__YOUR ASSIGNMENT__. Find the word "icon" in the data, then copy each line where it is found.
***** AVAILABLE DATA
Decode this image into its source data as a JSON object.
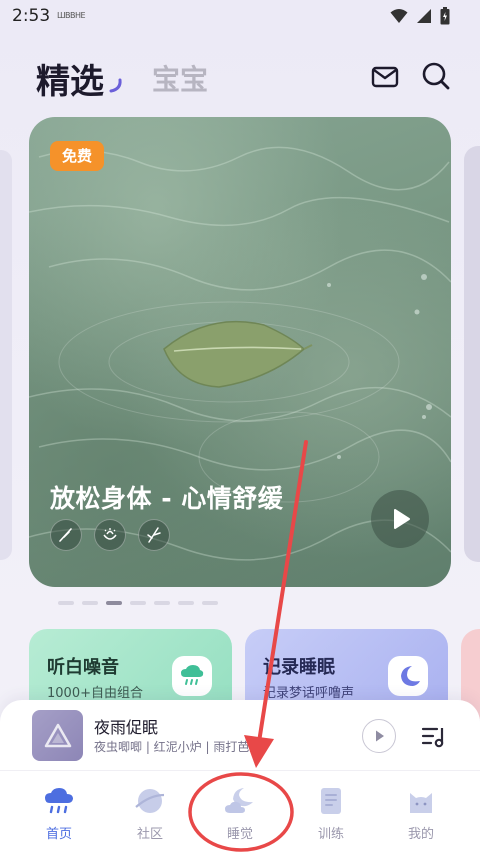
{
  "status_bar": {
    "time": "2:53",
    "carrier": "ШВВНЕ"
  },
  "header": {
    "tab_active": "精选",
    "tab_inactive": "宝宝"
  },
  "hero": {
    "badge": "免费",
    "title": "放松身体 - 心情舒缓"
  },
  "pager": {
    "count": 7,
    "active_index": 2
  },
  "features": {
    "noise": {
      "title": "听白噪音",
      "subtitle": "1000+自由组合"
    },
    "sleep": {
      "title": "记录睡眠",
      "subtitle": "记录梦话呼噜声"
    }
  },
  "mini_player": {
    "title": "夜雨促眠",
    "subtitle": "夜虫唧唧 | 红泥小炉 | 雨打芭蕉"
  },
  "bottom_nav": {
    "items": [
      {
        "label": "首页",
        "icon": "rain-cloud-icon",
        "active": true
      },
      {
        "label": "社区",
        "icon": "planet-icon",
        "active": false
      },
      {
        "label": "睡觉",
        "icon": "moon-cloud-icon",
        "active": false
      },
      {
        "label": "训练",
        "icon": "notebook-icon",
        "active": false
      },
      {
        "label": "我的",
        "icon": "cat-icon",
        "active": false
      }
    ]
  },
  "colors": {
    "accent": "#4d6ee0",
    "badge": "#f5922a",
    "annotation": "#e84848"
  }
}
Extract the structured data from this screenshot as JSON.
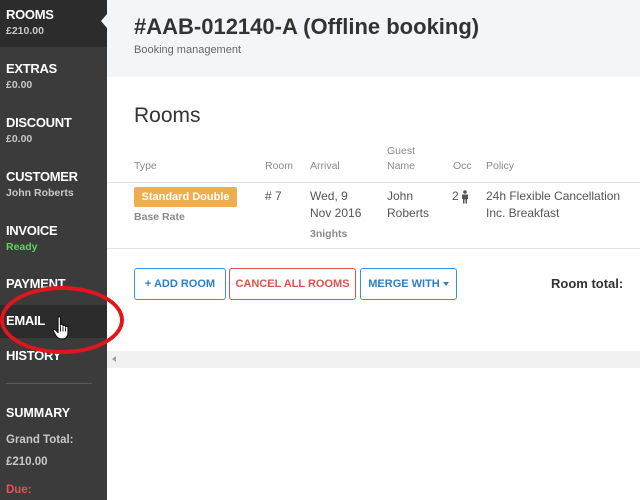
{
  "sidebar": {
    "items": [
      {
        "label": "ROOMS",
        "sub": "£210.00"
      },
      {
        "label": "EXTRAS",
        "sub": "£0.00"
      },
      {
        "label": "DISCOUNT",
        "sub": "£0.00"
      },
      {
        "label": "CUSTOMER",
        "sub": "John Roberts"
      },
      {
        "label": "INVOICE",
        "sub": "Ready"
      },
      {
        "label": "PAYMENT"
      },
      {
        "label": "EMAIL"
      },
      {
        "label": "HISTORY"
      }
    ],
    "summary": {
      "heading": "SUMMARY",
      "grand_total_label": "Grand Total:",
      "grand_total_value": "£210.00",
      "due_label": "Due:"
    }
  },
  "header": {
    "title": "#AAB-012140-A (Offline booking)",
    "subtitle": "Booking management"
  },
  "rooms": {
    "title": "Rooms",
    "columns": {
      "type": "Type",
      "room": "Room",
      "arrival": "Arrival",
      "guest_line1": "Guest",
      "guest_line2": "Name",
      "occ": "Occ",
      "policy": "Policy"
    },
    "row": {
      "type_badge": "Standard Double",
      "rate": "Base Rate",
      "room": "# 7",
      "arrival_line1": "Wed, 9",
      "arrival_line2": "Nov 2016",
      "nights": "3nights",
      "guest_line1": "John",
      "guest_line2": "Roberts",
      "occ": "2",
      "policy_line1": "24h Flexible Cancellation",
      "policy_line2": "Inc. Breakfast"
    },
    "buttons": {
      "add_room": "+ ADD ROOM",
      "cancel_all": "CANCEL ALL ROOMS",
      "merge_with": "MERGE WITH"
    },
    "room_total_label": "Room total:"
  },
  "colors": {
    "sidebar_bg": "#3b3b3b",
    "accent_blue": "#2d7ec4",
    "danger_red": "#d9534f",
    "badge_orange": "#f0ad4e",
    "ready_green": "#5bd65b",
    "annotation_red": "#e1151c"
  }
}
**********
__SOLUTION TO THE PROBLEM__.
        "icon": "rain-cloud-icon",
        "icon": "planet-icon",
        "icon": "moon-cloud-icon",
        "icon": "notebook-icon",
        "icon": "cat-icon",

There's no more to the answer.